It’s always nice when good things happen to good people, such as when UT-Chattanooga football coach and former player Rusty Wright watched his Mocs invited to the NCAA’s Football Championship Division playoffs Sunday afternoon.
The Mocs have knocked on the door of the postseason pretty much every year since Wright took over the program in December of 2018. Never previously has the selection committee chosen to answer it.
And whether Wright will admit it or not, failing to get in that 24-team playoff year after year has begun to wear on Moc Maniacs the region over.
Especially because UTC under Wright has tended to play its worst when it needed to be at its best to impress the selection committee.
There was The Citadel disaster on the last weekend of the 2021 regular season, the one the Mocs lost 24-21 to a bad Bulldog bunch at Finley to finish 6-5 and out of the playoffs.
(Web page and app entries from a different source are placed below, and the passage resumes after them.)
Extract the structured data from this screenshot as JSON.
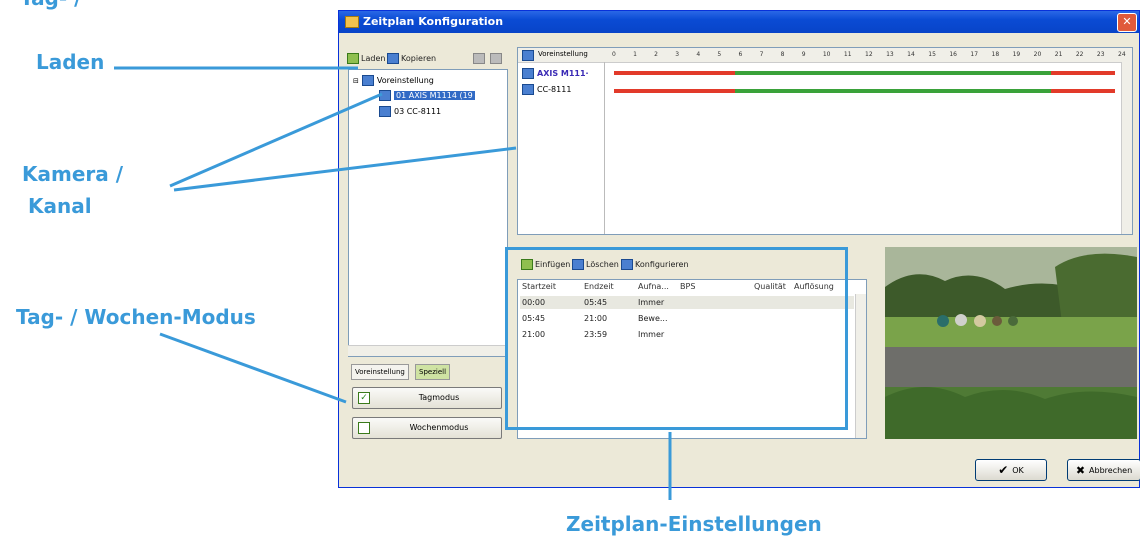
{
  "callouts": {
    "laden": "Laden",
    "kamera": "Kamera /",
    "kanal": "Kanal",
    "modus": "Tag- / Wochen-Modus",
    "zeitplan": "Zeitplan-Einstellungen",
    "top_partial": "Tag- /"
  },
  "window": {
    "title": "Zeitplan Konfiguration",
    "toolbar": {
      "load": "Laden",
      "copy": "Kopieren"
    },
    "tree": {
      "root": "Voreinstellung",
      "items": [
        "01 AXIS M1114 (19",
        "03 CC-8111"
      ]
    },
    "tabs": [
      "Voreinstellung",
      "Speziell"
    ],
    "modes": {
      "day": "Tagmodus",
      "week": "Wochenmodus"
    },
    "schedule": {
      "header_label": "Voreinstellung",
      "hours": [
        "0",
        "1",
        "2",
        "3",
        "4",
        "5",
        "6",
        "7",
        "8",
        "9",
        "10",
        "11",
        "12",
        "13",
        "14",
        "15",
        "16",
        "17",
        "18",
        "19",
        "20",
        "21",
        "22",
        "23",
        "24"
      ],
      "cameras": [
        "AXIS M111·",
        "CC-8111"
      ]
    },
    "entries_toolbar": {
      "insert": "Einfügen",
      "delete": "Löschen",
      "configure": "Konfigurieren"
    },
    "entries": {
      "columns": [
        "Startzeit",
        "Endzeit",
        "Aufna...",
        "BPS",
        "Qualität",
        "Auflösung"
      ],
      "rows": [
        [
          "00:00",
          "05:45",
          "Immer"
        ],
        [
          "05:45",
          "21:00",
          "Bewe..."
        ],
        [
          "21:00",
          "23:59",
          "Immer"
        ]
      ]
    },
    "buttons": {
      "ok": "OK",
      "cancel": "Abbrechen"
    }
  },
  "colors": {
    "accent": "#3a9ad9",
    "record_always": "#e23a2a",
    "record_motion": "#3aa23a"
  }
}
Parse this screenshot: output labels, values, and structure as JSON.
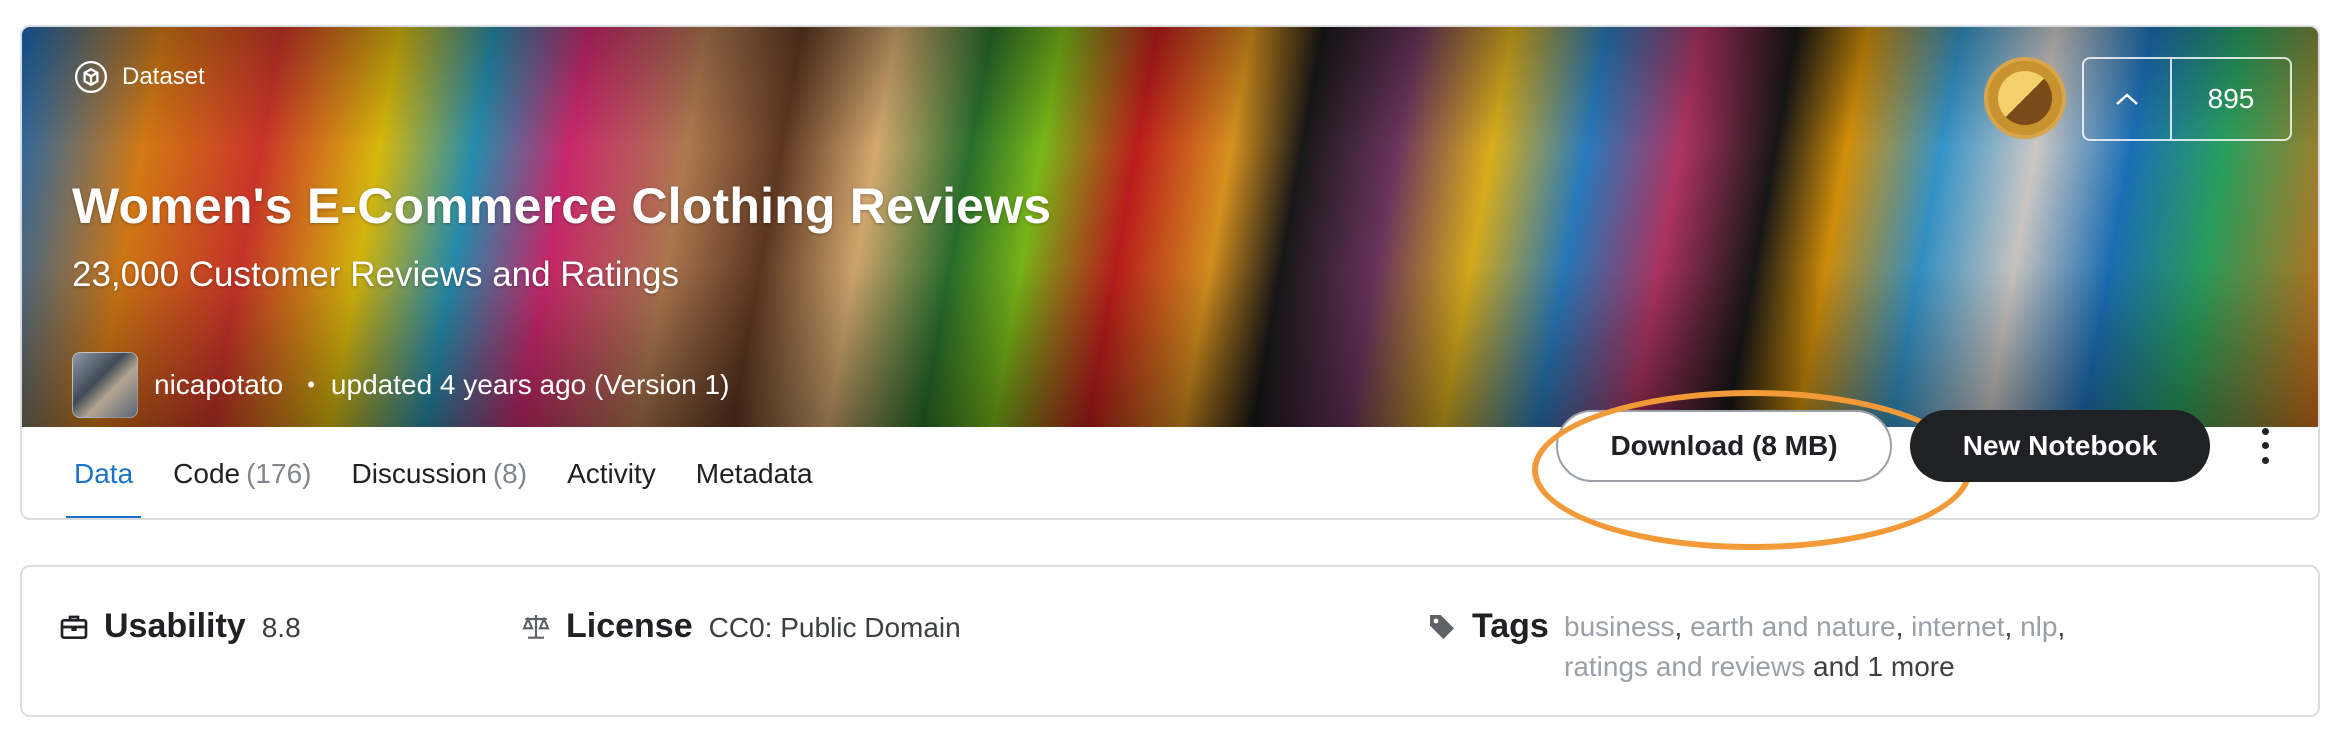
{
  "header": {
    "type_label": "Dataset",
    "title": "Women's E-Commerce Clothing Reviews",
    "subtitle": "23,000 Customer Reviews and Ratings",
    "author": "nicapotato",
    "updated": "updated 4 years ago (Version 1)",
    "upvotes": "895"
  },
  "tabs": [
    {
      "label": "Data",
      "count": ""
    },
    {
      "label": "Code",
      "count": "(176)"
    },
    {
      "label": "Discussion",
      "count": "(8)"
    },
    {
      "label": "Activity",
      "count": ""
    },
    {
      "label": "Metadata",
      "count": ""
    }
  ],
  "actions": {
    "download_label": "Download (8 MB)",
    "new_notebook_label": "New Notebook"
  },
  "meta": {
    "usability_label": "Usability",
    "usability_value": "8.8",
    "license_label": "License",
    "license_value": "CC0: Public Domain",
    "tags_label": "Tags",
    "tags": [
      "business",
      "earth and nature",
      "internet",
      "nlp",
      "ratings and reviews"
    ],
    "tags_more": "and 1 more"
  },
  "colors": {
    "accent": "#1a73c8",
    "highlight": "#f29a38",
    "primary_button": "#202124"
  },
  "icons": {
    "dataset": "dataset-icon",
    "upvote": "chevron-up-icon",
    "usability": "briefcase-icon",
    "license": "scales-icon",
    "tags": "tag-icon",
    "more": "kebab-menu-icon"
  }
}
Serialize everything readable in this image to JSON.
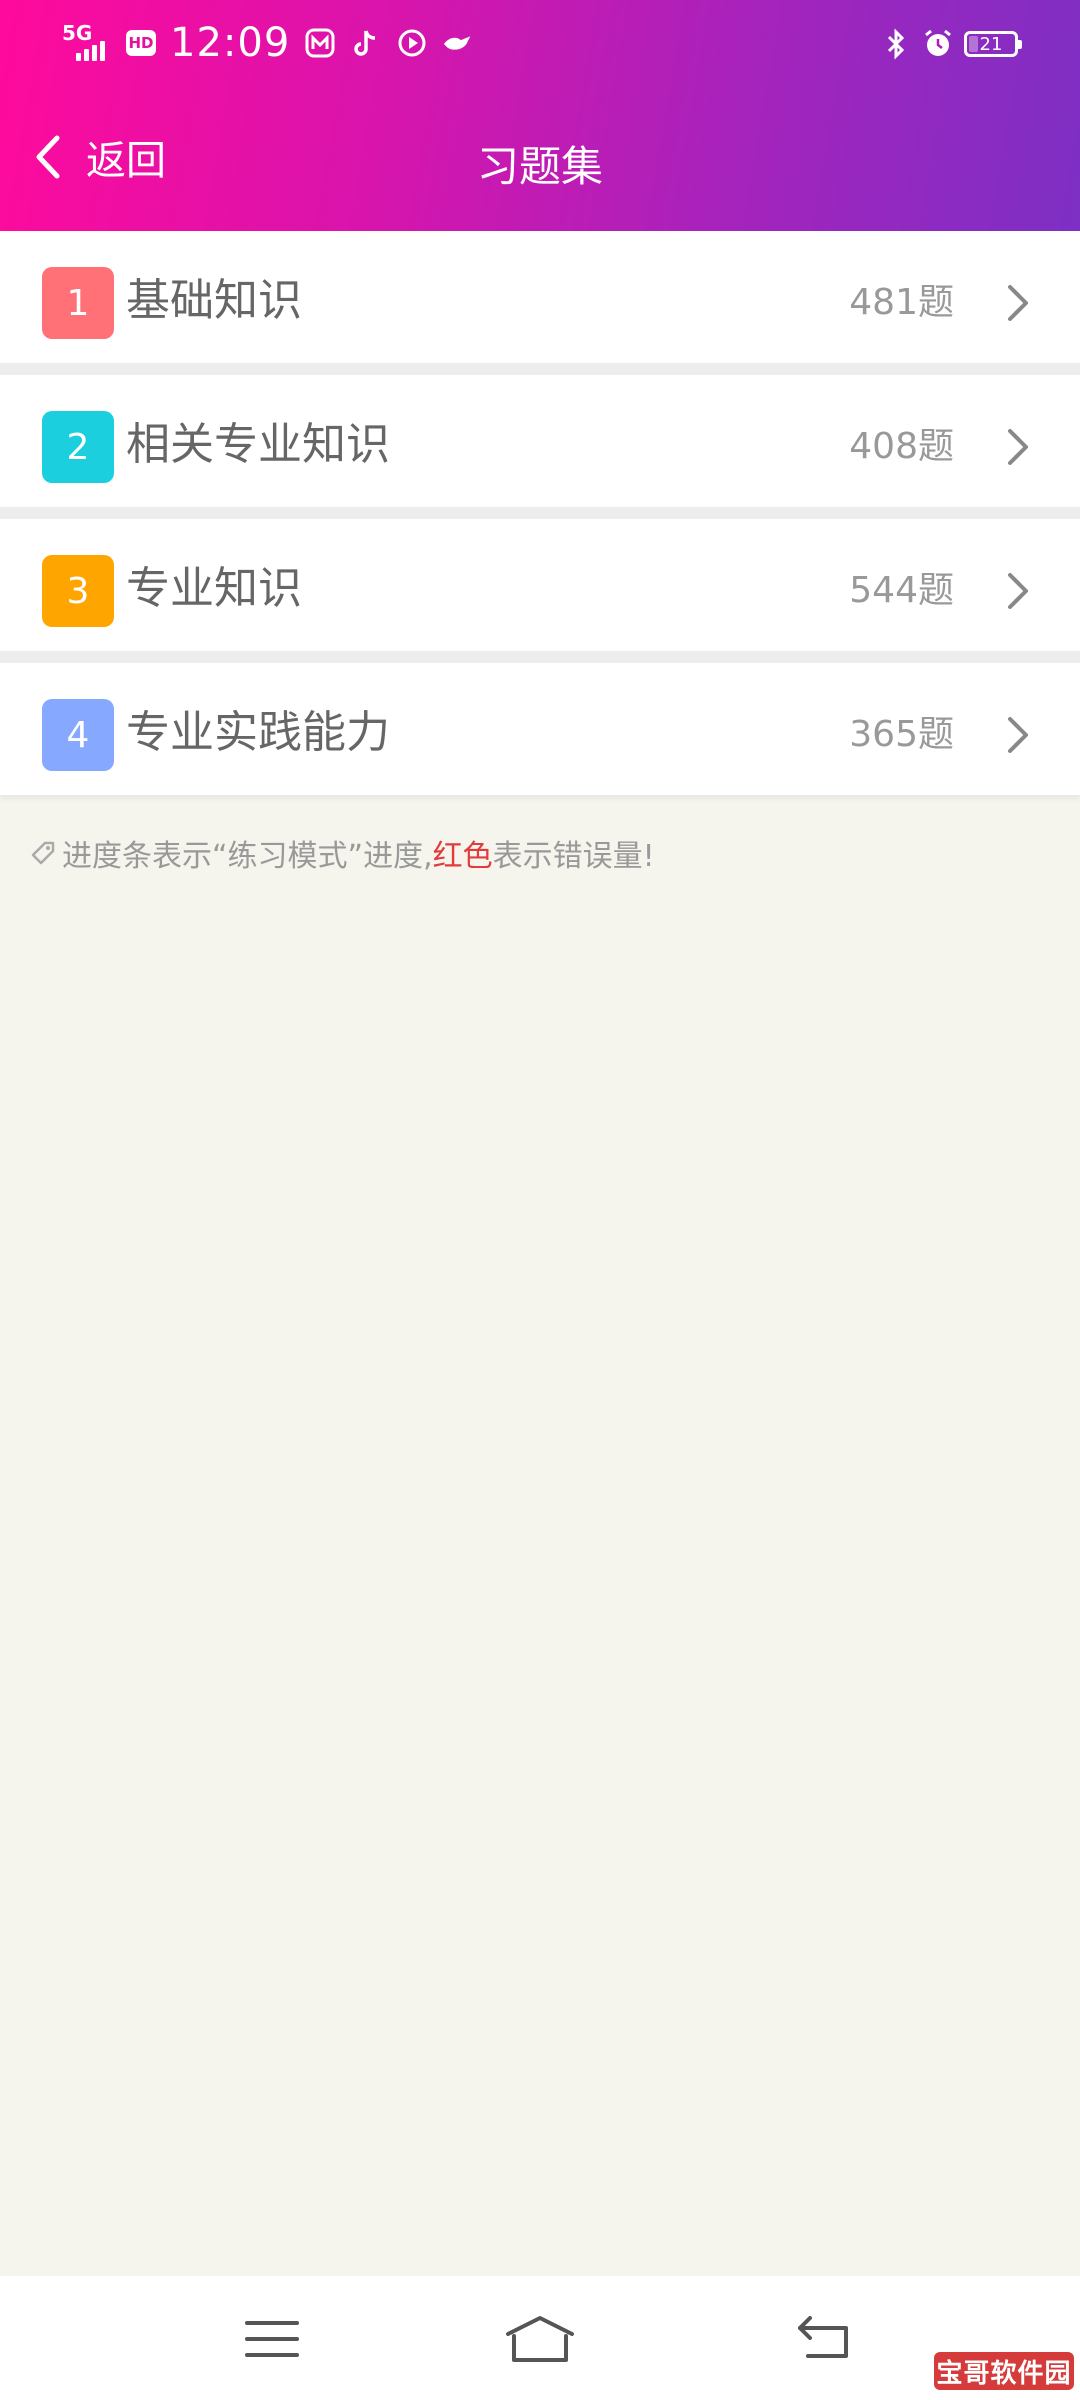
{
  "status_bar": {
    "network": "5G",
    "hd": "HD",
    "time": "12:09",
    "battery": "21",
    "battery_level": 0.21
  },
  "header": {
    "back_label": "返回",
    "title": "习题集"
  },
  "items": [
    {
      "number": "1",
      "label": "基础知识",
      "count": "481题",
      "color": "#ff7077"
    },
    {
      "number": "2",
      "label": "相关专业知识",
      "count": "408题",
      "color": "#1ccfdf"
    },
    {
      "number": "3",
      "label": "专业知识",
      "count": "544题",
      "color": "#ffa500"
    },
    {
      "number": "4",
      "label": "专业实践能力",
      "count": "365题",
      "color": "#86a8ff"
    }
  ],
  "hint": {
    "prefix": "进度条表示“练习模式”进度,",
    "red": "红色",
    "suffix": "表示错误量!"
  },
  "watermark": "宝哥软件园",
  "icons": {
    "back": "chevron-left-icon",
    "item_arrow": "chevron-right-icon",
    "hint": "tag-icon",
    "nav_menu": "menu-icon",
    "nav_home": "home-icon",
    "nav_back": "back-icon"
  },
  "colors": {
    "header_start": "#ff0a9c",
    "header_end": "#7d2fc4",
    "background": "#f6f5ed",
    "red_text": "#e23b3b"
  }
}
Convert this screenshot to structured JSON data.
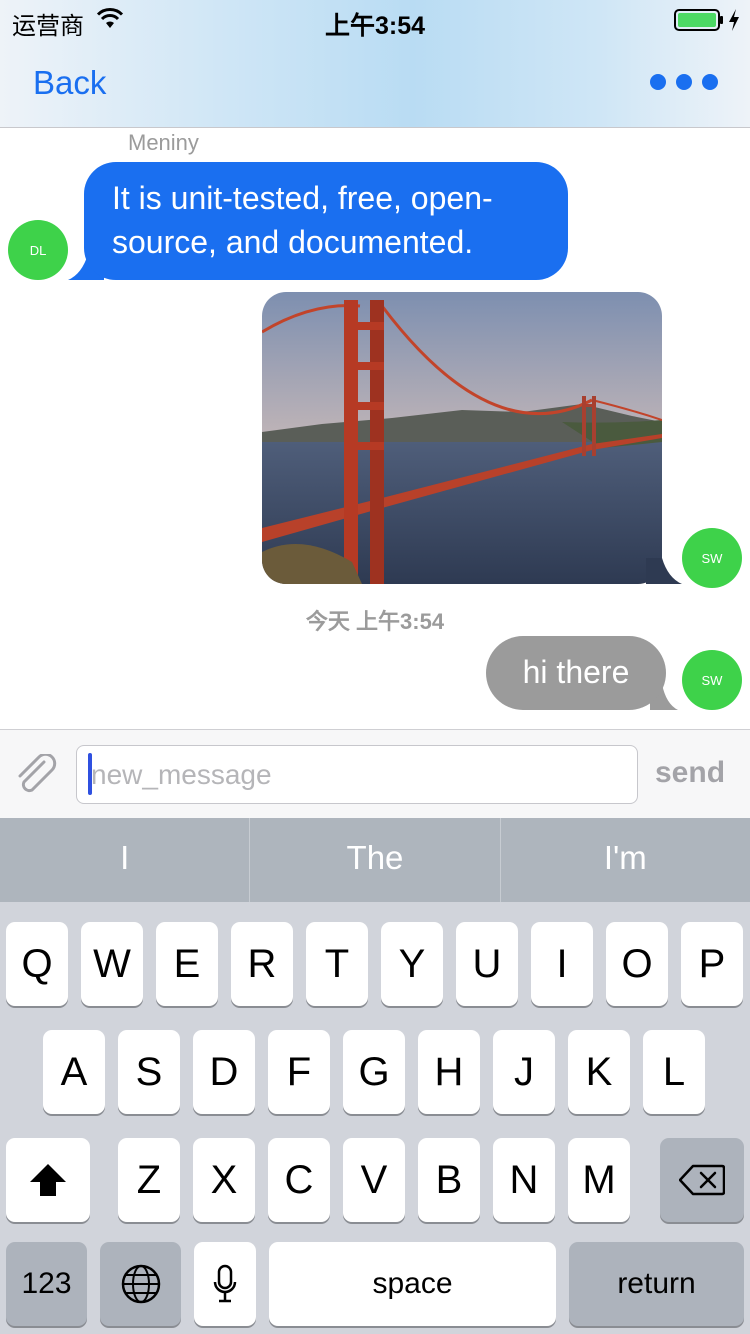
{
  "status_bar": {
    "carrier": "运营商",
    "time": "上午3:54"
  },
  "nav": {
    "back_label": "Back"
  },
  "chat": {
    "messages": [
      {
        "sender_name": "Meniny",
        "text": "It is unit-tested, free, open-source, and documented.",
        "avatar_initials": "DL"
      },
      {
        "type": "photo",
        "avatar_initials": "SW"
      },
      {
        "text": "hi there",
        "avatar_initials": "SW"
      }
    ],
    "timestamp": "今天 上午3:54"
  },
  "input_bar": {
    "placeholder": "new_message",
    "send_label": "send"
  },
  "keyboard": {
    "predictions": [
      "I",
      "The",
      "I'm"
    ],
    "row1": [
      "Q",
      "W",
      "E",
      "R",
      "T",
      "Y",
      "U",
      "I",
      "O",
      "P"
    ],
    "row2": [
      "A",
      "S",
      "D",
      "F",
      "G",
      "H",
      "J",
      "K",
      "L"
    ],
    "row3": [
      "Z",
      "X",
      "C",
      "V",
      "B",
      "N",
      "M"
    ],
    "numbers_label": "123",
    "space_label": "space",
    "return_label": "return"
  },
  "colors": {
    "accent": "#1a6ff0",
    "incoming_bubble": "#1a6ff0",
    "outgoing_bubble": "#9b9b9b",
    "avatar": "#3ed24a",
    "battery": "#4cd964"
  }
}
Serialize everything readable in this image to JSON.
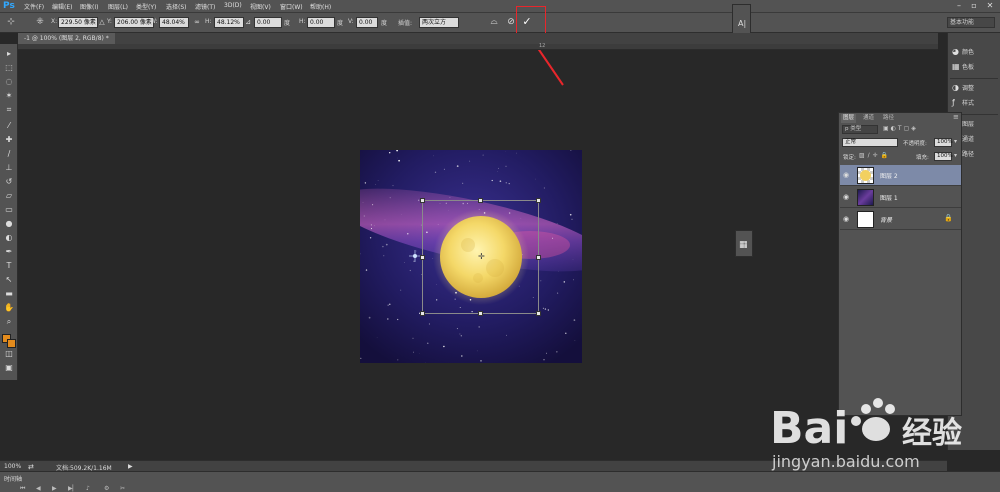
{
  "app": {
    "logo": "Ps"
  },
  "menubar": {
    "items": [
      "文件(F)",
      "编辑(E)",
      "图像(I)",
      "图层(L)",
      "类型(Y)",
      "选择(S)",
      "滤镜(T)",
      "3D(D)",
      "视图(V)",
      "窗口(W)",
      "帮助(H)"
    ]
  },
  "options": {
    "x_label": "X:",
    "x_value": "229.50 像素",
    "y_label": "Y:",
    "y_value": "206.00 像素",
    "w_label": "W:",
    "w_value": "48.04%",
    "h_label": "H:",
    "h_value": "48.12%",
    "angle_value": "0.00",
    "angle_unit": "度",
    "hskew_label": "H:",
    "hskew_value": "0.00",
    "hskew_unit": "度",
    "vskew_label": "V:",
    "vskew_value": "0.00",
    "vskew_unit": "度",
    "interp_label": "插值:",
    "interp_value": "两次立方",
    "workspace": "基本功能"
  },
  "document": {
    "tab_title": "-1 @ 100% (图层 2, RGB/8) *",
    "ruler_mark": "12"
  },
  "right_icons": {
    "color": "颜色",
    "swatches": "色板",
    "adjust": "调整",
    "styles": "样式",
    "layers": "图层",
    "channels": "通道",
    "paths": "路径"
  },
  "layers_panel": {
    "tabs": [
      "图层",
      "通道",
      "路径"
    ],
    "filter_kind": "p 类型",
    "blend_mode": "正常",
    "opacity_label": "不透明度:",
    "opacity_value": "100%",
    "lock_label": "锁定:",
    "fill_label": "填充:",
    "fill_value": "100%",
    "layers": [
      {
        "name": "图层 2",
        "selected": true
      },
      {
        "name": "图层 1",
        "selected": false
      },
      {
        "name": "背景",
        "selected": false
      }
    ]
  },
  "status": {
    "zoom": "100%",
    "doc_info": "文档:509.2K/1.16M",
    "timeline": "时间轴"
  },
  "watermark": {
    "brand": "Bai",
    "brand_cn": "经验",
    "url": "jingyan.baidu.com"
  },
  "colors": {
    "foreground": "#e38b1d",
    "background": "#e38b1d",
    "highlight": "#e8262b",
    "selected_layer": "#7d8aa8"
  }
}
The one where Wright infamously said, “I don’t think we played our most inspired football in the first half … there was no purpose, no passion, there was no reason,” then soon added, “We’ve got a lot more issues than personnel issues.”
There were the back-to-back, season-ending losses to Samford (at home) and at Western Carolina a year ago, defeats that turned a 7-2, near-certain playoff bid into a 7-4 final record that left UTC home for the holidays.
Then there was that Furman game at Finley a couple of weeks ago. Needing a win to earn the Southern Conference’s automatic bid, UTC blew a late lead, lost 17-14, that loss made more troubling by the inexplicable decision to throw a halfback option pass a second time after the same play had delivered an interception earlier in the game. With the game on the line, basically the same head-scratching play delivered the same result.
What’s the line? Those who don’t learn from their mistakes are doomed to repeat them?
But come Sunday, the selection committee gave the Mocs and Wright a mulligan. They looked at the overall body of work, ignored the opening-game loss to North Alabama and said, “Come on in.”
Said Wright afterward of the opportunity to face Austin Peay less than three hours up I-24 in Clarksville on Saturday at 3 p.m., EDT: “It’s a really big deal for this program.”
And for the head coach, especially if the Mocs can advance. A win would set up a second-round game at Furman, where halfback option passes will hopefully be forbidden. A win would give the Mocs a playoff win for the first time since 2016, which was also the last time UTC was in the playoffs. A win would give the Mocs valuable practice time and recruiting energy toward next season. A win might encourage the Mocs’ boosters to bolster the NIL coffers to attract future players.
But Wright is also right that just earning a bid is a really big deal for the program. As Wright noted in a press release on Sunday: "It's always huge when you can put yourself in a position to be one of 24 out of 133 (FCS programs). It says a lot about the people we have in the building, you know, the guys we have in this program.”
One of those guys, injured running back Allym Ford, deserved so much better than to be on the sidelines for this one. He did so much to get them here, both on and off the field. If the Mocs need a rallying cry beyond attempting to win the school’s first football national championship, it should be “Win One for Allym.”
But whatever gets said between now until Saturday, when Saturday ends, regardless of the outcome, for the future of Mocs football, let us all hope no one in UTC Blue and Gold says there was no purpose, no passion, there was no reason.
Saturday is a really big deal to bury the bitter endings of 2021 and 2022 forever.